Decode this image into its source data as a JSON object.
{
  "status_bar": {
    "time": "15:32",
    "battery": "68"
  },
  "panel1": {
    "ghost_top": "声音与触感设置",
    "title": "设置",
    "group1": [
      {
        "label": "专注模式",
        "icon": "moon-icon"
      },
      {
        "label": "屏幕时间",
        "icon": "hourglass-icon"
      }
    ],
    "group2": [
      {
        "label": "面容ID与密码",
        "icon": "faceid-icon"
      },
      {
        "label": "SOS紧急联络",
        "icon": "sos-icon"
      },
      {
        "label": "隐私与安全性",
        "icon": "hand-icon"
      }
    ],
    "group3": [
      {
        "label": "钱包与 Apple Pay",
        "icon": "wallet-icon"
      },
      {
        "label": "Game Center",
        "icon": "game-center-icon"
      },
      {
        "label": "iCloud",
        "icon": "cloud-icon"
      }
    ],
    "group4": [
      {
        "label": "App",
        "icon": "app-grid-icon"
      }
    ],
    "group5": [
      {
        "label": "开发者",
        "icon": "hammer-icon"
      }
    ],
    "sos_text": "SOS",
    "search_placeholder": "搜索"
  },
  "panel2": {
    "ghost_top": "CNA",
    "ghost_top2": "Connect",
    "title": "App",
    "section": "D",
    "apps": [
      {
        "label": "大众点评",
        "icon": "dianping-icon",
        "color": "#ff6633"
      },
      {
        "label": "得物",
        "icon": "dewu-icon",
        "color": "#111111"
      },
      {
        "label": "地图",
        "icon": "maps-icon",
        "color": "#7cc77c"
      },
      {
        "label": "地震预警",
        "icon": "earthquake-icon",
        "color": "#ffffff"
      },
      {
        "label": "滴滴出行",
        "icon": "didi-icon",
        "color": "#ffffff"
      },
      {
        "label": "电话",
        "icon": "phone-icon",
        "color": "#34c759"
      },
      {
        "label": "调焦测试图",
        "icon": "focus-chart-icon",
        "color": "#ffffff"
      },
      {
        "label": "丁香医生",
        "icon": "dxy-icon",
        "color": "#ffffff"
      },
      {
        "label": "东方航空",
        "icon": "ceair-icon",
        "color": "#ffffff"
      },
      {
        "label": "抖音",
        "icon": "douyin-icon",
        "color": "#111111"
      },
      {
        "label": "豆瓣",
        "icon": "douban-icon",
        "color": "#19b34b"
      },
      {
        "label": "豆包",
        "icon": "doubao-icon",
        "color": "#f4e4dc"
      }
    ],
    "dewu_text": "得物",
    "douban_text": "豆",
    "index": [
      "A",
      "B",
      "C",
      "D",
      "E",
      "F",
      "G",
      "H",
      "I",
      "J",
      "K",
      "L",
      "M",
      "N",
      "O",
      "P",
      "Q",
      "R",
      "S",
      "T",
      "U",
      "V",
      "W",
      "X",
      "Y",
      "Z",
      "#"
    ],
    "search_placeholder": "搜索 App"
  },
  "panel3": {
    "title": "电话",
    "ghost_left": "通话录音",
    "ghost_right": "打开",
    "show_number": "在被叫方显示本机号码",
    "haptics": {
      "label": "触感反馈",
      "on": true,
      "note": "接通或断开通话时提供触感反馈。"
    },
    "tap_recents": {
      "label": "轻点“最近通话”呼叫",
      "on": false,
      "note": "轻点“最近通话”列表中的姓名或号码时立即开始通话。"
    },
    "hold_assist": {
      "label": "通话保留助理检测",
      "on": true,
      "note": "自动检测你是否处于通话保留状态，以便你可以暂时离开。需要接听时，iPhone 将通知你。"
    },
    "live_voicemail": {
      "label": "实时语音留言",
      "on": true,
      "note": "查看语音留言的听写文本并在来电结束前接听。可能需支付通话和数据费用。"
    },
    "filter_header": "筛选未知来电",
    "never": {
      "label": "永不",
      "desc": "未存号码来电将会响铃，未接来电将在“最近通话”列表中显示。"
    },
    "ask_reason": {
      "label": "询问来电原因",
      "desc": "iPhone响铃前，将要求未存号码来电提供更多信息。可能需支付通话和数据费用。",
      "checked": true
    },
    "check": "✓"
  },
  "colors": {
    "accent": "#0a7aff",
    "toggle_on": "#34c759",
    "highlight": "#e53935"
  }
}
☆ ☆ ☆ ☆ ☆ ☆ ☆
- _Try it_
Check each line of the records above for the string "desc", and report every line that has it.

- _Exercise solution_
      "desc": "未存号码来电将会响铃，未接来电将在“最近通话”列表中显示。"
      "desc": "iPhone响铃前，将要求未存号码来电提供更多信息。可能需支付通话和数据费用。",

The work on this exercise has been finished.